Reviewed by Ian Lipke
Somebody once described this debut book as a Rottweiler of a novel. How very true! Bergmoser is unputdownable. I read the book at a single sitting as I could not bear the suspense. I wanted to help the put-upon find resolution of their difficulties. Like the attack dog, he never lets go.
A simple drive into the country to satisfy an urge to know more about the Australian countryside and to understand himself better leads a young man to pick-up a young female hitchhiker. They get along well, until she directs him to a bush track that, in turn, leads them to a coven of monstrous families. Maggie’s reading of the situation allows her to appear relaxed while Simon is fearful and eventually attempts to escape. The men of the community hunt him as they would a wild pig.
Maggie uses her high intelligence when she, in turn, escapes. From then on, the actions of Maggie are best summed up in Tony Cavanaugh’s words: ‘Move over, Jack Reacher’. No grounds exist to claim that Maggie is a copy of Lee Child’s character, her ability to take command of sticky situations is comparable, her identification of a problem and her undeterred approach to achieving a resolution are characteristics she shares with her better-known ‘act-alike’. But Reacher is 196m tall and as broad as a barn door. Maggie is described as of “medium height and lean, …[with] shoulder-length black hair and wide dark eyes to match…she was extremely pretty” (22).

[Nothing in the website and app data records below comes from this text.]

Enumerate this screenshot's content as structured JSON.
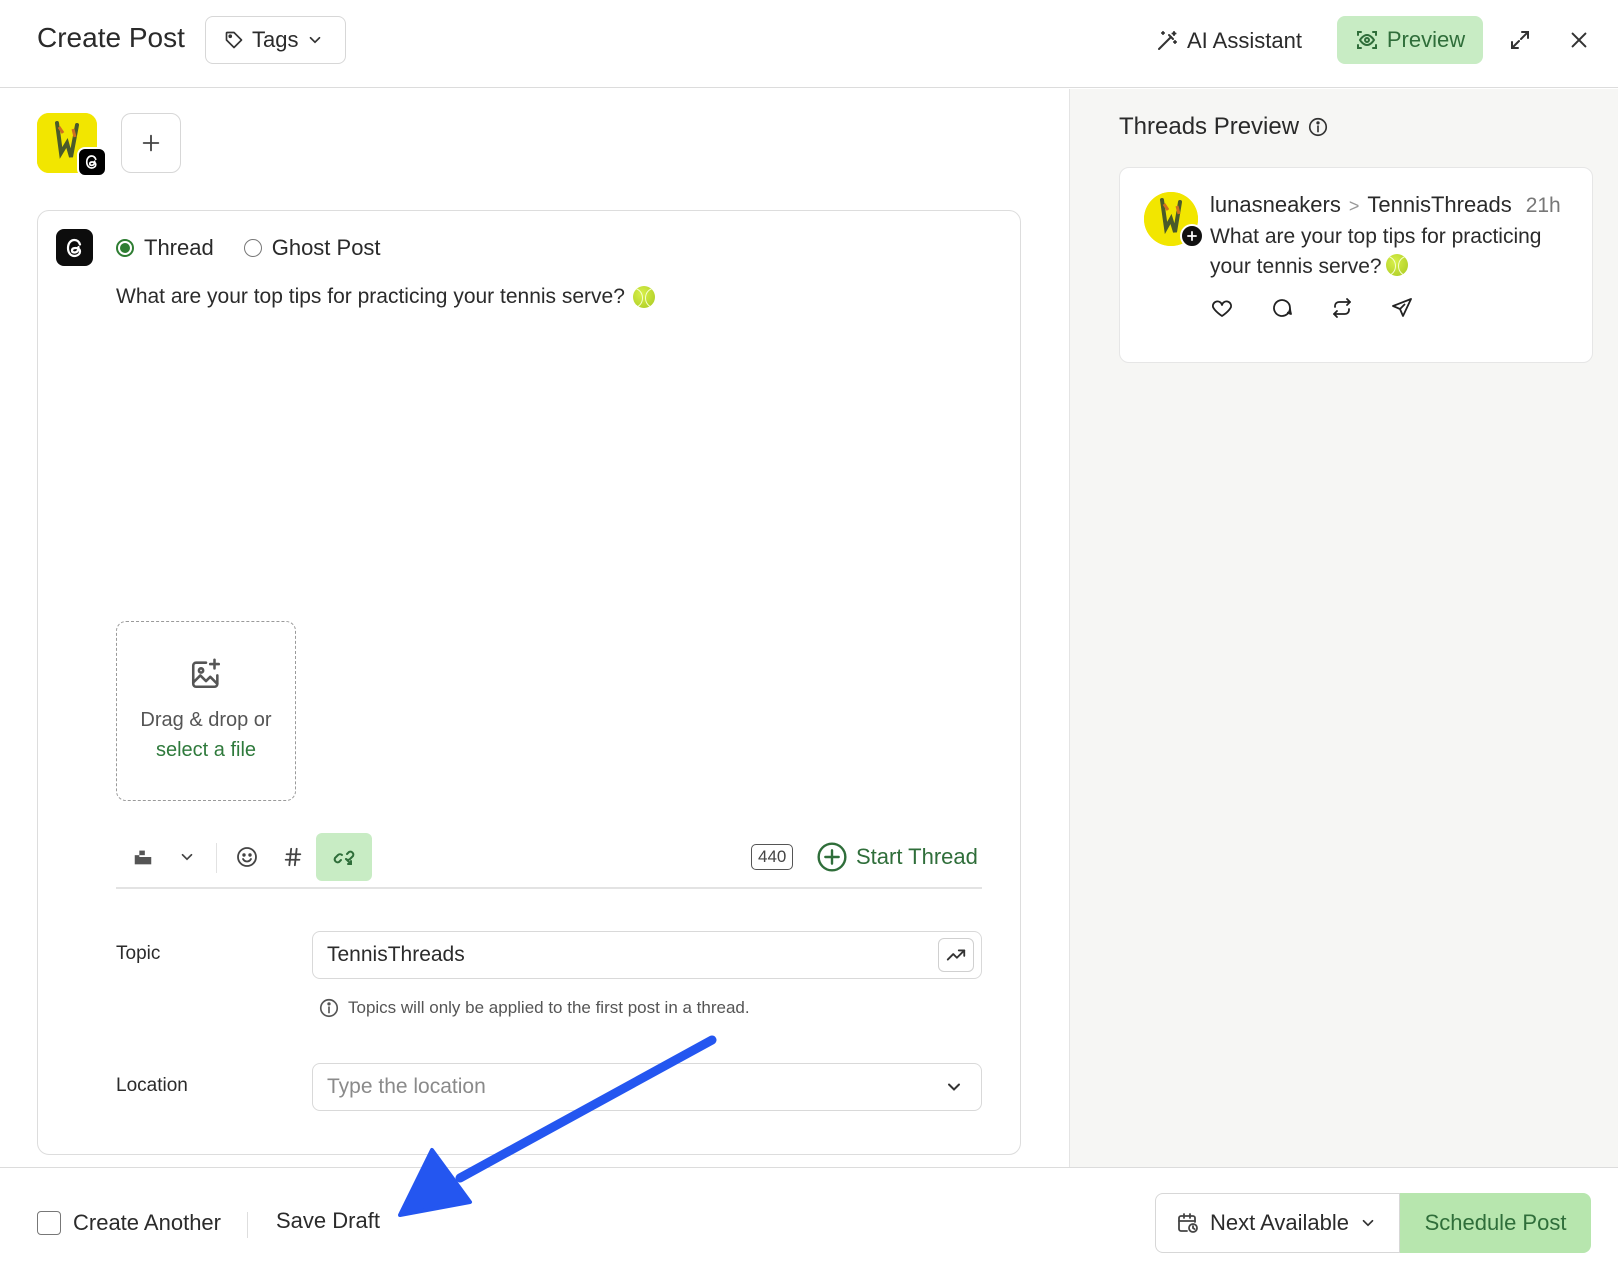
{
  "header": {
    "title": "Create Post",
    "tags_label": "Tags",
    "ai_assistant_label": "AI Assistant",
    "preview_label": "Preview"
  },
  "editor": {
    "post_types": [
      {
        "label": "Thread",
        "selected": true
      },
      {
        "label": "Ghost Post",
        "selected": false
      }
    ],
    "post_text": "What are your top tips for practicing your tennis serve?",
    "dropzone": {
      "text": "Drag & drop or",
      "link": "select a file"
    },
    "char_count": "440",
    "start_thread_label": "Start Thread",
    "topic": {
      "label": "Topic",
      "value": "TennisThreads",
      "note": "Topics will only be applied to the first post in a thread."
    },
    "location": {
      "label": "Location",
      "placeholder": "Type the location"
    }
  },
  "preview": {
    "title": "Threads Preview",
    "username": "lunasneakers",
    "separator": ">",
    "topic": "TennisThreads",
    "time": "21h",
    "text": "What are your top tips for practicing your tennis serve?"
  },
  "footer": {
    "create_another_label": "Create Another",
    "save_draft_label": "Save Draft",
    "next_available_label": "Next Available",
    "schedule_label": "Schedule Post"
  },
  "colors": {
    "accent_green": "#2f6e3a",
    "light_green": "#c8ecc4",
    "arrow_blue": "#2456f0",
    "avatar_yellow": "#f2e600"
  },
  "icons": [
    "tag-icon",
    "chevron-down-icon",
    "magic-wand-icon",
    "eye-icon",
    "expand-icon",
    "close-icon",
    "threads-icon",
    "plus-icon",
    "image-plus-icon",
    "buffer-icon",
    "emoji-icon",
    "hashtag-icon",
    "unlink-icon",
    "plus-circle-icon",
    "trending-icon",
    "info-icon",
    "heart-icon",
    "comment-icon",
    "repost-icon",
    "send-icon",
    "calendar-clock-icon"
  ]
}
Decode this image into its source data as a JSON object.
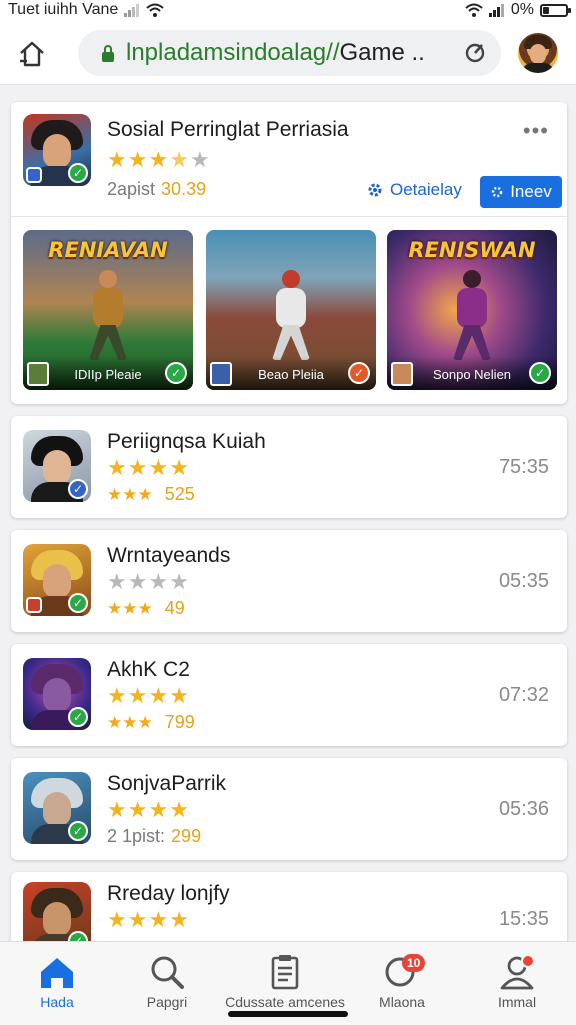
{
  "status": {
    "carrier": "Tuet iuihh Vane",
    "battery": "0%",
    "battery_level": 0.25
  },
  "browser": {
    "url_domain": "lnpladamsindoalag//",
    "url_rest": "Game ...",
    "icons": {
      "home": "home-icon",
      "lock": "lock-icon",
      "reload": "reload-icon"
    }
  },
  "featured": {
    "title": "Sosial Perringlat Perriasia",
    "rating": 3.5,
    "meta_label": "2apist",
    "meta_value": "30.39",
    "link_label": "Oetaielay",
    "button_label": "Ineev",
    "screenshots": [
      {
        "banner": "RENIAVAN",
        "caption": "IDIIp Pleaie"
      },
      {
        "banner": "",
        "caption": "Beao Pleiia"
      },
      {
        "banner": "RENISWAN",
        "caption": "Sonpo Nelien"
      }
    ]
  },
  "apps": [
    {
      "name": "Periignqsa Kuiah",
      "stars": 4,
      "meta": "525",
      "meta_stars": 3,
      "meta_prefix": "",
      "time": "75:35"
    },
    {
      "name": "Wrntayeands",
      "stars": 0,
      "meta": "49",
      "meta_stars": 3,
      "meta_prefix": "",
      "time": "05:35"
    },
    {
      "name": "AkhK C2",
      "stars": 4,
      "meta": "799",
      "meta_stars": 3,
      "meta_prefix": "",
      "time": "07:32"
    },
    {
      "name": "SonjvaParrik",
      "stars": 4,
      "meta": "299",
      "meta_stars": 0,
      "meta_prefix": "2 1pist:",
      "time": "05:36"
    },
    {
      "name": "Rreday lonjfy",
      "stars": 4,
      "meta": "",
      "meta_stars": 0,
      "meta_prefix": "",
      "time": "15:35"
    }
  ],
  "nav": [
    {
      "label": "Hada",
      "icon": "home-icon",
      "active": true
    },
    {
      "label": "Papgri",
      "icon": "search-icon",
      "active": false
    },
    {
      "label": "Cdussate amcenes",
      "icon": "clipboard-icon",
      "active": false
    },
    {
      "label": "Mlaona",
      "icon": "chat-icon",
      "active": false,
      "badge": "10"
    },
    {
      "label": "Immal",
      "icon": "profile-icon",
      "active": false
    }
  ],
  "colors": {
    "accent": "#1a6fe0",
    "star": "#f5b41b",
    "url_green": "#2a7d2c",
    "verify": "#2aa845"
  }
}
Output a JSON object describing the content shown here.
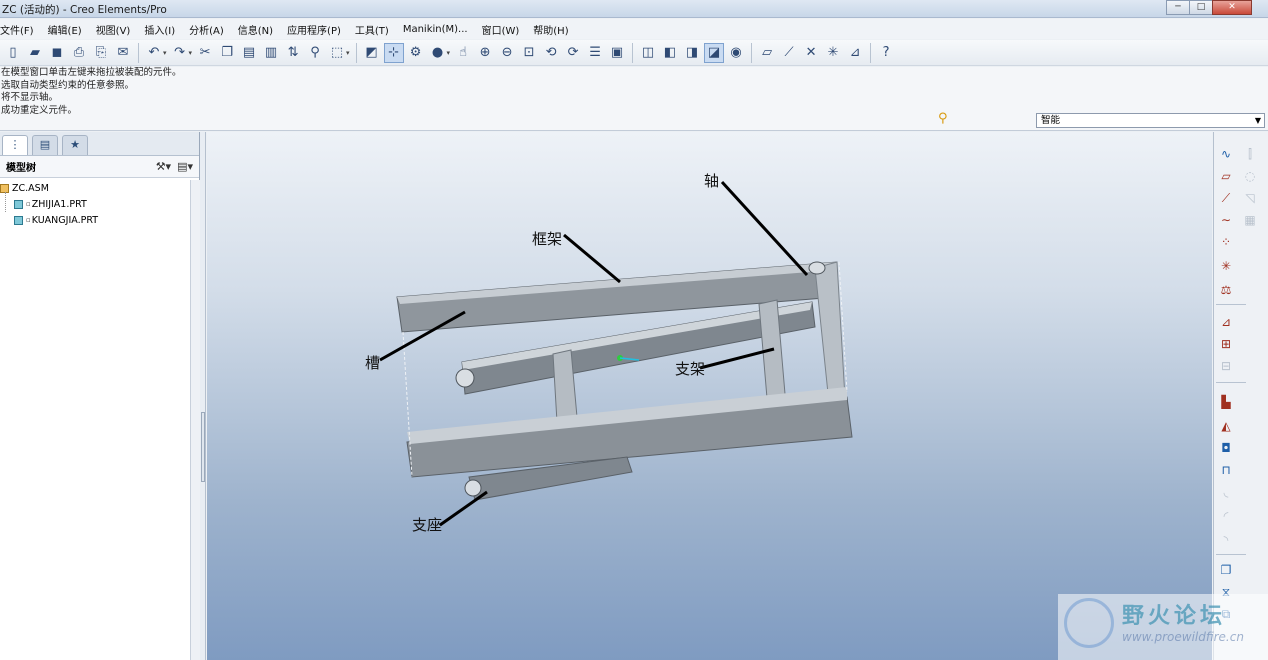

The villains have no redeeming characteristics and are meant to be that way. They revel in the sport of hunting down outsiders. Maggie’s assault on their kind and her escape, terrifying as it is, affronts their view of their own worth. This shifts the scene from the hovels in the forest to a lonely road and a long-forgotten service station. It leads to Frank and his world-hating, fourteen-year-old granddaughter Allie. Frank’s background is never explained but a hint of a life in the armed services especially as a Vietnam veteran is reasonable to assume. He is a grandfather whose “gentle swell of his post-fifty gut was threatening to stop being gentle pretty soon” (3-4). Allie is angry with life, specifically because her parents are splitting-up. Maggie limps in, badly injured. When Frank and customers Charlie and Delilah help her, a confrontation between the forces of evil and those of the just is set.
What follows is a thrilling continuation of the gut-wrenching, fiercely written tale that began in the forest, a tale that binds the reader line by line. Unspeakable actions are carried out by the villains, acts of courage deliver destruction to their ranks. How many villains were attacking the handful of heroes I could not ascertain during my reading as I was too wrapped up in the unfolding events. However, villains seemed to be in unending supply.
Maggie is given considerable strength through her vagueness. There’s nothing vague about her personality and the deliberate thought and intent she applies to her fearful task. But the author’s delivery of her is a sketch in pencil rather than a portrait in colour or charcoal. When she departs the story, we are hard-pressed to draw up an image of her as a human being. She makes an unforgettable contribution to the belief that justice and decency should prevail over egregious behaviour; the fruits of her actions lie scattered across the landscape at book’s end, but she, as the embodiment of a force, has faded.
To say that this is a great book is to denigrate it. It is explosive. The language is dynamic, the characters are adequately drawn and easily distinguishable. The exception lies with the villains who, apart from a small minority who have been selected to put a face to a featureless mass, are simply a mob who supply the numbers. Their presence is the author’s way of depicting overwhelming force.
Gabriel Bergmoser is a new face on the literary scene. I await impatiently the freshness of his next book.
By Gabriel Bergmoser